North Korea remained silent Friday on the fate of two female American journalists who are being tried on charges that could send them to a labor camp for years.

On Thursday, North Korean state media announced that Euna Lee and Laura Ling of U.S. media company Current TV were scheduled to go on trial at 3 p.m. local time (0600 GMT). Pyongyang has yet to comment further on the trial.

The U.S. State Department says North Korea has barred observers from attending the trial.

North Korean authorities arrested Lee and Ling in March while they were working on a story near the Chinese-North Korean border.

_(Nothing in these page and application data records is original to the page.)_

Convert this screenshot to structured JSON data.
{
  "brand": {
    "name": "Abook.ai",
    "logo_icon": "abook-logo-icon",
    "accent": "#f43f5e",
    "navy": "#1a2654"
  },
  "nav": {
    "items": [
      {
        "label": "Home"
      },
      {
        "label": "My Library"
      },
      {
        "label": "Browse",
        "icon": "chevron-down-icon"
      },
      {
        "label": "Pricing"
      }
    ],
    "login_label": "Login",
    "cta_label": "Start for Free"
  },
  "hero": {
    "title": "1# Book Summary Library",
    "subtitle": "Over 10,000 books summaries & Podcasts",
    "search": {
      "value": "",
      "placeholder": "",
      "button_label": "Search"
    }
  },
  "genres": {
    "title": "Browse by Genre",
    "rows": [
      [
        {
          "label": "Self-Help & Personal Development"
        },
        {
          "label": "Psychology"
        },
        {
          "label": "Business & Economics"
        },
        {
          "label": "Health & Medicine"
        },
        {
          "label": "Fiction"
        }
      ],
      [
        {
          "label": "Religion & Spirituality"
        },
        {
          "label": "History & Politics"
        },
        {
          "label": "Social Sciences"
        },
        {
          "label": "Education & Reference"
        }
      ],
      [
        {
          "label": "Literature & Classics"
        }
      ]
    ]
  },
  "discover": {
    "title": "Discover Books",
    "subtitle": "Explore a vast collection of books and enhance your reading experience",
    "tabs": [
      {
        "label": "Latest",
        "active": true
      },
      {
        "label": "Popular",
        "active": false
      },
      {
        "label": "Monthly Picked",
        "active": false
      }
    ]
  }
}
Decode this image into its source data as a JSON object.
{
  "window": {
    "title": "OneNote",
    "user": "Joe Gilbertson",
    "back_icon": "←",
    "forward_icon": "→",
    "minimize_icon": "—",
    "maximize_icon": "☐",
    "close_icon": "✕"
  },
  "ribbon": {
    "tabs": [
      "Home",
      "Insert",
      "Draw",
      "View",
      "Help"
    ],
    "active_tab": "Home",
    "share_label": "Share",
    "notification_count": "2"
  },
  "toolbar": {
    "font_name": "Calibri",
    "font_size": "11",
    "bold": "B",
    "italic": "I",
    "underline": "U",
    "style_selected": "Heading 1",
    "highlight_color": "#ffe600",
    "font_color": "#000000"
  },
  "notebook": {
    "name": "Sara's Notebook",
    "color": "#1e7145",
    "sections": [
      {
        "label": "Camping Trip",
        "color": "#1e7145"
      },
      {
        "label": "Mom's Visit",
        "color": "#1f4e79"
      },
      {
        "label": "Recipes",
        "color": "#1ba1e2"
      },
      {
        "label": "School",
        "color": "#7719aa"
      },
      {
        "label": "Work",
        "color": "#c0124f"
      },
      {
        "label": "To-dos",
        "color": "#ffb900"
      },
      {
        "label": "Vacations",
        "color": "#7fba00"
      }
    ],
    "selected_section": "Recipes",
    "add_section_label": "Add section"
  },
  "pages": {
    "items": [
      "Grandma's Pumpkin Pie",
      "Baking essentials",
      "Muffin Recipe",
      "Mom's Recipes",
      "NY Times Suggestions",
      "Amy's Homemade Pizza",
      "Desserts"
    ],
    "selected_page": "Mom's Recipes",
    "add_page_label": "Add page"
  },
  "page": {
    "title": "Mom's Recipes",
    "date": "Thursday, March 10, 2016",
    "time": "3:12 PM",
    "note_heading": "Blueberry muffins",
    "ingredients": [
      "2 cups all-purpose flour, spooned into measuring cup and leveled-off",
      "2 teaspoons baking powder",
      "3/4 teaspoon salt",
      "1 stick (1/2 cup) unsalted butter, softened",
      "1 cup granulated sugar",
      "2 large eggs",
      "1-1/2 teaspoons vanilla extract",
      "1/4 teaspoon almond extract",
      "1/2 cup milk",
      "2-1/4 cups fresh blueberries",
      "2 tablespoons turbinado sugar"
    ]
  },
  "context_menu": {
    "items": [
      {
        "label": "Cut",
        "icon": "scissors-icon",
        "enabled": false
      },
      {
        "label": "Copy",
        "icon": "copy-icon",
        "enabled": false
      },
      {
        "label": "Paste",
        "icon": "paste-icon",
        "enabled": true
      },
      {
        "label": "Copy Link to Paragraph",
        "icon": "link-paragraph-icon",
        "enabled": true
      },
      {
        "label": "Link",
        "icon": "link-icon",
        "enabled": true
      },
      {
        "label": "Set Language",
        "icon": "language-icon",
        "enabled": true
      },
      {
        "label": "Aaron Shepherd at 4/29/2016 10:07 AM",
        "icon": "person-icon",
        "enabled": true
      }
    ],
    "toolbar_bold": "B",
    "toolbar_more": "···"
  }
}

Pyongyang charged the journalists with hostile acts and illegally entering the country. If convicted, they could face a sentence of up to 10 years in a labor camp.

Late Wednesday, before the trial began, relatives and supporters of Lee and Ling held candlelight vigils in several U.S. cities and pleaded for leniency.

Since their arrest, political analysts have speculated that North Korea may use the pair as a diplomatic bargaining chip in disputes with the United States.

The Obama administration has dismissed the charges against the reporters as "baseless" and urged Pyongyang to release them.

The U.S. State Department is not ruling out the possibility of former Vice President Al Gore traveling to North Korea to personally negotiate for the women's release.  Gore is the founder and chairman of Current TV.

But spokesman Ian Kelly told reporters Thursday he could not go into details about Gore's possible involvement, calling it a "very, very sensitive issue."

Some information for this report was provided by AFP.